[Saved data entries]
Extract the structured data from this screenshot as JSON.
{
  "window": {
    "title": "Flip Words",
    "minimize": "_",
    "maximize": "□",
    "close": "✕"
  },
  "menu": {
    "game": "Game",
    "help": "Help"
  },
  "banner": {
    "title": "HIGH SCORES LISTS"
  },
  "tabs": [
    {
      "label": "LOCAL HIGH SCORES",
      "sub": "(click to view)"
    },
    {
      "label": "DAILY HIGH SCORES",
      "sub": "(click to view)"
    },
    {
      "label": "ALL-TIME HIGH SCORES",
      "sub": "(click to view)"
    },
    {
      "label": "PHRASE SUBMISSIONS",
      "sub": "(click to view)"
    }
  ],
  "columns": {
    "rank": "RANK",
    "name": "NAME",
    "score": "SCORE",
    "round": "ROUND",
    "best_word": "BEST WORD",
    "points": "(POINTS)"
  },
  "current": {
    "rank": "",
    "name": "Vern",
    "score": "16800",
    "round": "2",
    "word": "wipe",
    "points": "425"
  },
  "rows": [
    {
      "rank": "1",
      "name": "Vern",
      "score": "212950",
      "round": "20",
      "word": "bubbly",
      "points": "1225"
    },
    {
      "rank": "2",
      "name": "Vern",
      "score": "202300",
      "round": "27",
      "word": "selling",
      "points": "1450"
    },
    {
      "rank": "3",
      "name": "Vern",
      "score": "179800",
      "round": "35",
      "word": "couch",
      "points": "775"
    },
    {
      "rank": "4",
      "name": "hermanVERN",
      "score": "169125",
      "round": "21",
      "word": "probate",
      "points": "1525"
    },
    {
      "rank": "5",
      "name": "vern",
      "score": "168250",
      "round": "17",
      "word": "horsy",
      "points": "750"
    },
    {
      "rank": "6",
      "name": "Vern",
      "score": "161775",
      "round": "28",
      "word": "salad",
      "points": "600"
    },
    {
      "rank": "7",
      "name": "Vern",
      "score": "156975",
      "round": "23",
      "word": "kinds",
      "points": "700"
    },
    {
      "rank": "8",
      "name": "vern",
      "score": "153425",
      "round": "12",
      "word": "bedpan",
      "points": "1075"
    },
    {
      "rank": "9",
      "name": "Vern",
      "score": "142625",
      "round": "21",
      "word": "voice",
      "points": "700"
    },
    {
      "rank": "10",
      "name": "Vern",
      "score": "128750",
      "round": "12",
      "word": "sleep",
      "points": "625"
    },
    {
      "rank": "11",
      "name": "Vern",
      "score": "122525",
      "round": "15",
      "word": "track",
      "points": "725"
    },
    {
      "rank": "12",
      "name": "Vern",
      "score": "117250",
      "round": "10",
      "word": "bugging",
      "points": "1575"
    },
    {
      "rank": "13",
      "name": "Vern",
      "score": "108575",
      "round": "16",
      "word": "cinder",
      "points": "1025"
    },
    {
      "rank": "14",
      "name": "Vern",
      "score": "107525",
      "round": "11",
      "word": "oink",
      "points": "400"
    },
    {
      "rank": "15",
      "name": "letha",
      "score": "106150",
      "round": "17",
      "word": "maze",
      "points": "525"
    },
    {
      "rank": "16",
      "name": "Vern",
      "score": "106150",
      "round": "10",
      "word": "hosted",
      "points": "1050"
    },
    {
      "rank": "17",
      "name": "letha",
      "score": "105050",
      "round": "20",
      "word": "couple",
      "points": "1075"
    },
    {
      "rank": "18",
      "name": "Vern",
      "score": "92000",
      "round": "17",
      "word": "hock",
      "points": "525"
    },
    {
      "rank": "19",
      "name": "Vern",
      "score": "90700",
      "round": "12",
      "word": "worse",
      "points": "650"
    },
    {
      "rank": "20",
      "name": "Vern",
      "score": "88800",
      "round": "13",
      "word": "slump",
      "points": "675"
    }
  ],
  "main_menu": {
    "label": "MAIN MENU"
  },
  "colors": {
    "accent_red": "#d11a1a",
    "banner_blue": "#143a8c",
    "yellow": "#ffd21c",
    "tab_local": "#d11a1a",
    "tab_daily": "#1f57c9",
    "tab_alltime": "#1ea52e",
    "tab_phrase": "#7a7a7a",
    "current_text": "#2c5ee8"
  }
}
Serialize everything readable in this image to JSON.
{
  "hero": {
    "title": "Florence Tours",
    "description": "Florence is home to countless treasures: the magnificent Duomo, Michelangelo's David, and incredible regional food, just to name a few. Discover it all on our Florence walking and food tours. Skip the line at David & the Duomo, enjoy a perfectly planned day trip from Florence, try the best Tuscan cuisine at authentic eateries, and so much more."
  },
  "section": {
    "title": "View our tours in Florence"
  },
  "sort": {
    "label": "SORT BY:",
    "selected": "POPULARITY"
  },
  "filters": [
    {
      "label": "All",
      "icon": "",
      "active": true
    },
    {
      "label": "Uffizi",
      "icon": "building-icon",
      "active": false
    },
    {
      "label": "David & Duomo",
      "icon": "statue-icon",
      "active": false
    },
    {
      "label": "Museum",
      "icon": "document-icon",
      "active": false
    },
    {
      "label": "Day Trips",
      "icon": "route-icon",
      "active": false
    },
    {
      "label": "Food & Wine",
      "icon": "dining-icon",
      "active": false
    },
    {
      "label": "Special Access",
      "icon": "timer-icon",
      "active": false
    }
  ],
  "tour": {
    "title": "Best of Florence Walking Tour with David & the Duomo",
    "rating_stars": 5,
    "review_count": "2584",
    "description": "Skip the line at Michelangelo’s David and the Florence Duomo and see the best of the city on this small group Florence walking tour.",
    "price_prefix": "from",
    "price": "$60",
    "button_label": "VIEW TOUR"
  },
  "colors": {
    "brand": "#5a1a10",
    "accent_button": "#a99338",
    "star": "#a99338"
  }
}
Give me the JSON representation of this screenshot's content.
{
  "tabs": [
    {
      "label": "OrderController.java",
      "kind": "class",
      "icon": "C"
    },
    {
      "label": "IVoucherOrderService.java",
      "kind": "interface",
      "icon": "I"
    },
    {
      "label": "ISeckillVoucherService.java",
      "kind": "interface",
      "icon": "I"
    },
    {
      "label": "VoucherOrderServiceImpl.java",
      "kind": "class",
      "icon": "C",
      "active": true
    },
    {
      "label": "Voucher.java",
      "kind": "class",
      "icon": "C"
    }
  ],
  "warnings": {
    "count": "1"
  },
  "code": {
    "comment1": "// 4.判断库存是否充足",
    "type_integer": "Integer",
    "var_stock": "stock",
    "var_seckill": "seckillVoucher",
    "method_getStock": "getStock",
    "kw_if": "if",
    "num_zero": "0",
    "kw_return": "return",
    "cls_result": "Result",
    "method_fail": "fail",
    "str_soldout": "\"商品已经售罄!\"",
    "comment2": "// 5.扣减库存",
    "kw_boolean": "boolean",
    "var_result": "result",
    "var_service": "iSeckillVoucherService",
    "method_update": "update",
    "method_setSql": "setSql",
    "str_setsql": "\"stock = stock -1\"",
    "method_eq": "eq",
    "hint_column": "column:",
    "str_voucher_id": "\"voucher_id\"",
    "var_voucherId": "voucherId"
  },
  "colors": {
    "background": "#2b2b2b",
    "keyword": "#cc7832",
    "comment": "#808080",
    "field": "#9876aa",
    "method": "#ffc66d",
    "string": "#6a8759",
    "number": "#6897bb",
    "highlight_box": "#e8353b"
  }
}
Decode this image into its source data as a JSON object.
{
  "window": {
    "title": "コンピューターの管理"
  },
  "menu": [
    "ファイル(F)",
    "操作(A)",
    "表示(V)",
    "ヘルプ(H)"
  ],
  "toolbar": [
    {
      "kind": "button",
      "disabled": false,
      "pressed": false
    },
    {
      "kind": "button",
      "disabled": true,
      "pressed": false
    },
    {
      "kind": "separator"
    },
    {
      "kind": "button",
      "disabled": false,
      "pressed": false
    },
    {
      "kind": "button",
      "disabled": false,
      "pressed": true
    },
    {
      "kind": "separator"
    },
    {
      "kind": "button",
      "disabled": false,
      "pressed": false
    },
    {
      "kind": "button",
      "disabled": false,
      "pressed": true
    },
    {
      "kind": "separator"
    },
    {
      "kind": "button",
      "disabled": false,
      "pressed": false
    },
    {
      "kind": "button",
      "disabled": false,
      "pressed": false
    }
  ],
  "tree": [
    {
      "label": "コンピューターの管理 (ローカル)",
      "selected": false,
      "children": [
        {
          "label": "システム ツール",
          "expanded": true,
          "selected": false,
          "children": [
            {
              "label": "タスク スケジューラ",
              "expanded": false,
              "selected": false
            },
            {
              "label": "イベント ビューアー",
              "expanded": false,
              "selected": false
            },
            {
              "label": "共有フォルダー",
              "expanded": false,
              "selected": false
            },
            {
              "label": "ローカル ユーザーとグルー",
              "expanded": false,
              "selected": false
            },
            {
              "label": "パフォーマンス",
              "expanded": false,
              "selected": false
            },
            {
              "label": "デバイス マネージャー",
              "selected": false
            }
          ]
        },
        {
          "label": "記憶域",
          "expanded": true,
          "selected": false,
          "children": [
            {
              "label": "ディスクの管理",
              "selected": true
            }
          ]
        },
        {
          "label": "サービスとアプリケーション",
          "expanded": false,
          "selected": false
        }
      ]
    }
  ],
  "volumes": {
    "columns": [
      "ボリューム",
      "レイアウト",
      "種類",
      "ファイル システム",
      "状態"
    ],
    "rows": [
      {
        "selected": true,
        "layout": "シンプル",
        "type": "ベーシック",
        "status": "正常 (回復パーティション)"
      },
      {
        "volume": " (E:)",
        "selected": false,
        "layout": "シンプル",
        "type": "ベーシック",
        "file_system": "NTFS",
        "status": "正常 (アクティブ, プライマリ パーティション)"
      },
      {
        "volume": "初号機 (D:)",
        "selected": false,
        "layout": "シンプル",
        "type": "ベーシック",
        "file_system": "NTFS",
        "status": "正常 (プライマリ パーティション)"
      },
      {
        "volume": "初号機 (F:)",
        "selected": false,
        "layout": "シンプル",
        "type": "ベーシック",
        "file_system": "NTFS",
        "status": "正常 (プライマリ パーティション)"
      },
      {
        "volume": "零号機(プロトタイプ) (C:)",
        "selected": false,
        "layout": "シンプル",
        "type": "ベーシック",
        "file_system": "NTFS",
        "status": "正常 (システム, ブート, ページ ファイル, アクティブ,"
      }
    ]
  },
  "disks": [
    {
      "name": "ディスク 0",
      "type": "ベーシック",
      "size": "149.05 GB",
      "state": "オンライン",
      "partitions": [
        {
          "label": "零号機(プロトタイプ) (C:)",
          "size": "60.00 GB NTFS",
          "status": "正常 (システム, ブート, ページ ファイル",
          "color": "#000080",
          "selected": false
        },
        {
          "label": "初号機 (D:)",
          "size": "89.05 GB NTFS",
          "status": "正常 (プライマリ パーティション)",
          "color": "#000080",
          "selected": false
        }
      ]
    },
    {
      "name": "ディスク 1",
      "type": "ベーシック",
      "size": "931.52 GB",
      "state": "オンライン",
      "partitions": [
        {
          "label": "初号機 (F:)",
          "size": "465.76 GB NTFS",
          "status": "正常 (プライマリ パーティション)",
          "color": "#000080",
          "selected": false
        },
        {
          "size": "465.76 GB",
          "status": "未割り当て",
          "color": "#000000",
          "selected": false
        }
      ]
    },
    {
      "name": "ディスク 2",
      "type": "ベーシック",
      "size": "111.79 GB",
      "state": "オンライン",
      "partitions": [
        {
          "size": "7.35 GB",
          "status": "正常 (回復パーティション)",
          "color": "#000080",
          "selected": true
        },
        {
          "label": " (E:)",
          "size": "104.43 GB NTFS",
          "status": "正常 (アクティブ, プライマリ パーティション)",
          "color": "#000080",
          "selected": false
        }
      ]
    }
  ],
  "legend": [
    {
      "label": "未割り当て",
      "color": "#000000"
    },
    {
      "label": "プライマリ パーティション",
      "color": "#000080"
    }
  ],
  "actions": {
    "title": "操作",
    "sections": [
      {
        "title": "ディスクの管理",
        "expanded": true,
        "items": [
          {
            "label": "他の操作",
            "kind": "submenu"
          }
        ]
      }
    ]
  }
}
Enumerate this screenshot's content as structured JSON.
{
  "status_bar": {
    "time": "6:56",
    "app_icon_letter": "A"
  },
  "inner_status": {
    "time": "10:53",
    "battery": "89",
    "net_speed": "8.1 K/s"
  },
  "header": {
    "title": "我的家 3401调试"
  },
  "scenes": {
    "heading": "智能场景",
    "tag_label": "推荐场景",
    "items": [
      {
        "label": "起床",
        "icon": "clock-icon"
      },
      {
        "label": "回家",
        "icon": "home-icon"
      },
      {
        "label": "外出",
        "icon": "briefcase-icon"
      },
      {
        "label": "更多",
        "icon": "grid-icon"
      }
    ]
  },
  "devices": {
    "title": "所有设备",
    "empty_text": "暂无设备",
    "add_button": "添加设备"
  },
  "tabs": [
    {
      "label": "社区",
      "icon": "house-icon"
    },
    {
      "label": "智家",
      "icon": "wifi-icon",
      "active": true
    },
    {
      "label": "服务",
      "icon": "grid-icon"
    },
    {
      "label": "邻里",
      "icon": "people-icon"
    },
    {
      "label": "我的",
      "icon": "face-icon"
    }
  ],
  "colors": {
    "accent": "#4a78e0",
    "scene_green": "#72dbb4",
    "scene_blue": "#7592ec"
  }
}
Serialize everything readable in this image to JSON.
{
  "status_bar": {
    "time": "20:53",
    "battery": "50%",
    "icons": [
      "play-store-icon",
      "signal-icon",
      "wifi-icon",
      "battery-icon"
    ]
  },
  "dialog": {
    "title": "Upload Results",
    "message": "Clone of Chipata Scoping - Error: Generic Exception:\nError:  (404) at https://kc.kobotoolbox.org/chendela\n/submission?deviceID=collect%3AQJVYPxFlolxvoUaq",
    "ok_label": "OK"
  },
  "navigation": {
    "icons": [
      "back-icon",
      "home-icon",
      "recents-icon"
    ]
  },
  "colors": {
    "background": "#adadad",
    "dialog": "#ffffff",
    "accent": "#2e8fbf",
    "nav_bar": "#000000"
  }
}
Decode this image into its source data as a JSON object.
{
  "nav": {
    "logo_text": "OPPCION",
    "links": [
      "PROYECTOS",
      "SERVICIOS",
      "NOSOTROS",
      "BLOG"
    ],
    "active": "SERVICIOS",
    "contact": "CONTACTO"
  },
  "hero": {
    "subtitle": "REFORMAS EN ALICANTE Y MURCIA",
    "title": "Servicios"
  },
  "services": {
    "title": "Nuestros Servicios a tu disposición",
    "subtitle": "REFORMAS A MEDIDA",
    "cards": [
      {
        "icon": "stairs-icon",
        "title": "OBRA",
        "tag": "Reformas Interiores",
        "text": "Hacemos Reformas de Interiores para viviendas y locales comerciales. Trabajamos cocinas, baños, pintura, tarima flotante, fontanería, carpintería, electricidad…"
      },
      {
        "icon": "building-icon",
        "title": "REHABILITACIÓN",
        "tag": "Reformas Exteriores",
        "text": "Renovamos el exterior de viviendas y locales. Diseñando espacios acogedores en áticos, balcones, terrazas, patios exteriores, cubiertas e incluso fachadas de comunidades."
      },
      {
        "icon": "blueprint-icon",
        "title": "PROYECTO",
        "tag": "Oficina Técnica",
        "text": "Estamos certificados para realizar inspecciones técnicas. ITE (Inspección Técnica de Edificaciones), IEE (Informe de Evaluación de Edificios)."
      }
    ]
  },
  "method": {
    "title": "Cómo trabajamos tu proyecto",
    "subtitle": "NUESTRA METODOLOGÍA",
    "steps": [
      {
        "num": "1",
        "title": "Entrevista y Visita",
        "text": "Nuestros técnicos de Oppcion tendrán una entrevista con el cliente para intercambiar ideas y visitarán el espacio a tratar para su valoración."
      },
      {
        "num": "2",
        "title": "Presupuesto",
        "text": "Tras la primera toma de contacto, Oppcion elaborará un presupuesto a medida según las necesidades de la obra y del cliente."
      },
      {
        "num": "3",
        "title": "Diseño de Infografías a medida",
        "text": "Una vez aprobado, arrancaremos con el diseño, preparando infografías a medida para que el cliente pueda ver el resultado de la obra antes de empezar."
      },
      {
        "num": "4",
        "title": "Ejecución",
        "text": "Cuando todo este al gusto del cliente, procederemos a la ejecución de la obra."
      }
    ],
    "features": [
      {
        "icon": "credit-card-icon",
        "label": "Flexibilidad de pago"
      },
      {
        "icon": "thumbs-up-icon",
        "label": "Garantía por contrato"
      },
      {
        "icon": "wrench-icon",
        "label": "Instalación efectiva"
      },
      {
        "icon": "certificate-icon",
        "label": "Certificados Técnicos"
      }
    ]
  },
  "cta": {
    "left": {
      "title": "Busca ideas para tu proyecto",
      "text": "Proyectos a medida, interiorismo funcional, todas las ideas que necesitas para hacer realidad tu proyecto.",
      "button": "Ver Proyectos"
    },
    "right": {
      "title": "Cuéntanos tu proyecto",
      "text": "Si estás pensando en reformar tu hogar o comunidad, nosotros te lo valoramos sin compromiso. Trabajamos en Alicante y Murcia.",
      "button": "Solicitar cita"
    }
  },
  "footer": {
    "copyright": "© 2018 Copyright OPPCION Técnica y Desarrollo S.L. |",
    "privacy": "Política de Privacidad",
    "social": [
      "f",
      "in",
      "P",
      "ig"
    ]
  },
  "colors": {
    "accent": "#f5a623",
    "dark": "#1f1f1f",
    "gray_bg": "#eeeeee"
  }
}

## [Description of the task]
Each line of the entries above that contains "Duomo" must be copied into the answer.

## [Answer to this exercise]
    "description": "Florence is home to countless treasures: the magnificent Duomo, Michelangelo's David, and incredible regional food, just to name a few. Discover it all on our Florence walking and food tours. Skip the line at David & the Duomo, enjoy a perfectly planned day trip from Florence, try the best Tuscan cuisine at authentic eateries, and so much more."
      "label": "David & Duomo",
    "title": "Best of Florence Walking Tour with David & the Duomo",
    "description": "Skip the line at Michelangelo’s David and the Florence Duomo and see the best of the city on this small group Florence walking tour.",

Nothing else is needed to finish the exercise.